Beware of doorstep callers.

Some key points to remember:

  • Avoid traders /sales persons without landline telephone numbers or office details
  • Do not sign or agree to anything on your doorstep.
  • Ask callers to provide identification and agree a time when they can call again. This gives you time to check they are who they say they are.
  • Be very wary of trades people offering to carry out work on your home such as roof repairs, hedge trimming or drive cleaning. Once you have agreed the work you may find that the price doubles and they may refuse to leave until you pay in cash or accompany you to the bank.

Scams

Fraudsters often target older people and others in vulnerable situations.

They may offer bogus prize draws or miracle cures or be fake psychics. If it sounds too good to be true then it almost certainly will be!

 

Protect others – some signs of financial abuse

  • A sudden deterioration in someone’s living circumstances
  • A person’s belongings are sold
  • A carer or family member’s lifestyle improves
  • Sudden changes made to a will or financial documents
  • An unexplained inability to pay bills or a shortage of money
  • Unexplained withdrawals from bank accounts, post offices or building societies
  • A withdrawal of contact with family, friends and wider social network
  • Financial documents disappearing.

Other advice

Action on Elder Abuse Helpline

Freephone * 0808 8088 141

*Calls to a free phone number from a mobile may be charged.

The Office of the Public Guardian

0845 3302900

Trading Standards

Consumer Direct 0845 040506

tradingstandards@bournemouth.gov.uk|

To report financial abuse or find out more contact

Bournemouth Care Direct (see contact panel)

or

Dorset Police 01202 222222
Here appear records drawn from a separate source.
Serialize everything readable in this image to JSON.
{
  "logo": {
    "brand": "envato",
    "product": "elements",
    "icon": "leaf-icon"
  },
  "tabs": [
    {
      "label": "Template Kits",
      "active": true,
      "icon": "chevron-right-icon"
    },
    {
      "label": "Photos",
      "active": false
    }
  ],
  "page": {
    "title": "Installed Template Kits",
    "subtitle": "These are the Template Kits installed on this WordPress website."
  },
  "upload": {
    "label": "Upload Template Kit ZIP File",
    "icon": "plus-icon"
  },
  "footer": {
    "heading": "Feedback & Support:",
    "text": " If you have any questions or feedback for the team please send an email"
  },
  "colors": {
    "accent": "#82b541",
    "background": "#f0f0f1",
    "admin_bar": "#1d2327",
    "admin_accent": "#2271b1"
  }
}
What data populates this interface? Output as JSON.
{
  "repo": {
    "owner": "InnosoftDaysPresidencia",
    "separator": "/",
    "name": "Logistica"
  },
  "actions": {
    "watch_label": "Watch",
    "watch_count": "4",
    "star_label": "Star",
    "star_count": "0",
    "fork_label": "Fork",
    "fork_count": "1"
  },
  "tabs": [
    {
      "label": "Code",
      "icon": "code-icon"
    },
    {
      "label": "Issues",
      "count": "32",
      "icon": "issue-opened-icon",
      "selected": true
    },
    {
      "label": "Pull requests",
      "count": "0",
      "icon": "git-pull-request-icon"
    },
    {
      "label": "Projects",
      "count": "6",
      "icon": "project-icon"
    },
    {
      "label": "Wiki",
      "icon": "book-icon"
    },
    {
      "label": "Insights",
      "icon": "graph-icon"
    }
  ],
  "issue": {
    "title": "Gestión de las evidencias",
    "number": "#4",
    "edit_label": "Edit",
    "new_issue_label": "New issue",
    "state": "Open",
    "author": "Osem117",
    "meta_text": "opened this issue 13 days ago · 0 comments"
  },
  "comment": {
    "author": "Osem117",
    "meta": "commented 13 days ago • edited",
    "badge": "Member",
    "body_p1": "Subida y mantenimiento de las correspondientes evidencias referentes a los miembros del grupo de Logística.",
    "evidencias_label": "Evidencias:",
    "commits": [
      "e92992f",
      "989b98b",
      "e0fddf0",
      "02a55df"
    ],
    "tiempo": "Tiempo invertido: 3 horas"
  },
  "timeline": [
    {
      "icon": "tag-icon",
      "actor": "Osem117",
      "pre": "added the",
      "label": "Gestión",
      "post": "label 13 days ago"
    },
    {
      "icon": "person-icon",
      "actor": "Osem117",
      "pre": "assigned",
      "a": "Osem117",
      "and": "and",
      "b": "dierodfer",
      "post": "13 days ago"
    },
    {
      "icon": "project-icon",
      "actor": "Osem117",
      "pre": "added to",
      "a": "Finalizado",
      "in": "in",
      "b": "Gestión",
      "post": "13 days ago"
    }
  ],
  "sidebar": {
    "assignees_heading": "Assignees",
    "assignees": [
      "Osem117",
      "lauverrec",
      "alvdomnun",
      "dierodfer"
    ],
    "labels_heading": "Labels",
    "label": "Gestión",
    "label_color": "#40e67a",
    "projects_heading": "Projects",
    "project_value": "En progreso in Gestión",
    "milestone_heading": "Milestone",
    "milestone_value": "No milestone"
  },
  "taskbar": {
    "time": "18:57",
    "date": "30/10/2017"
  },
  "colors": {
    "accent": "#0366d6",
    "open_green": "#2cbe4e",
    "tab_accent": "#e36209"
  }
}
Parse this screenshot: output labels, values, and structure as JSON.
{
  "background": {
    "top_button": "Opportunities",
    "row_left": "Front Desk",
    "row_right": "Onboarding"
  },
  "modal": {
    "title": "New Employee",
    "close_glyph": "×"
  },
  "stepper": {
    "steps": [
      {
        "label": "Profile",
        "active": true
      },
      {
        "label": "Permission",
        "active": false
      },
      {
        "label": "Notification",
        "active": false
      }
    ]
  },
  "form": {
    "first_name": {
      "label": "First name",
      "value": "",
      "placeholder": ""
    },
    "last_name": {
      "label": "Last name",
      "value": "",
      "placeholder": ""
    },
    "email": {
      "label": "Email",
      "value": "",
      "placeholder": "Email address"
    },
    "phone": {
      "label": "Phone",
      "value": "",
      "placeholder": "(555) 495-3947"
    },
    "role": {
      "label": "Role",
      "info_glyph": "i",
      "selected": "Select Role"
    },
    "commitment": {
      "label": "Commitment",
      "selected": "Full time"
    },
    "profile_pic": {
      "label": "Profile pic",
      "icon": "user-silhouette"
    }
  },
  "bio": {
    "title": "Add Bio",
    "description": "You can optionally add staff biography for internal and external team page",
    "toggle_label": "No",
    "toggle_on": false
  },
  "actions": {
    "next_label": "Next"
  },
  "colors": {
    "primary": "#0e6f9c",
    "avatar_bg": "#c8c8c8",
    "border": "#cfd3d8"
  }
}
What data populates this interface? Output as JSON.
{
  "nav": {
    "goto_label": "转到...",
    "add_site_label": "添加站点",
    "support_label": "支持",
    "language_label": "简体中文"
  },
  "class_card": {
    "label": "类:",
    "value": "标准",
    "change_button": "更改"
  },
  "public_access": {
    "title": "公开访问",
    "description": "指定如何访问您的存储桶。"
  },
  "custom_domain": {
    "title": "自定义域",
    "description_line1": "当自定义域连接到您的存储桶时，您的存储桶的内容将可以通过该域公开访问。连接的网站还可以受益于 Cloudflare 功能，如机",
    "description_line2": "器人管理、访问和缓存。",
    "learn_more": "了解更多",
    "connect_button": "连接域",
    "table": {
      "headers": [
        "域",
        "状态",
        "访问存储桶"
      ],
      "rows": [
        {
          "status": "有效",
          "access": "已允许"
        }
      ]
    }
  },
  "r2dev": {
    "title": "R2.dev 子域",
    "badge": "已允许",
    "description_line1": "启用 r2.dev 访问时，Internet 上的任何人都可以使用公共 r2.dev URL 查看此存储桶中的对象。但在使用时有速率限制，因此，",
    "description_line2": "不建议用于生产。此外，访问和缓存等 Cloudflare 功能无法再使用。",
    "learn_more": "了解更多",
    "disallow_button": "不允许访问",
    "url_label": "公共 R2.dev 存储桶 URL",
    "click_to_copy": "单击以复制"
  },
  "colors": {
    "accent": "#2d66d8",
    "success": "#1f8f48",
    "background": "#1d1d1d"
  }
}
Related Information

 

Postal Address Bournemouth Care Direct,
Customer Services Centre,
St Stephens Road, Bournemouth, Dorset
BH2 6EB
Telephone Number 01202 454979
Fax Number 01202 454975
Email address Care Direct
Out of Hours Telephone Number

Out of Hours:
01202 657279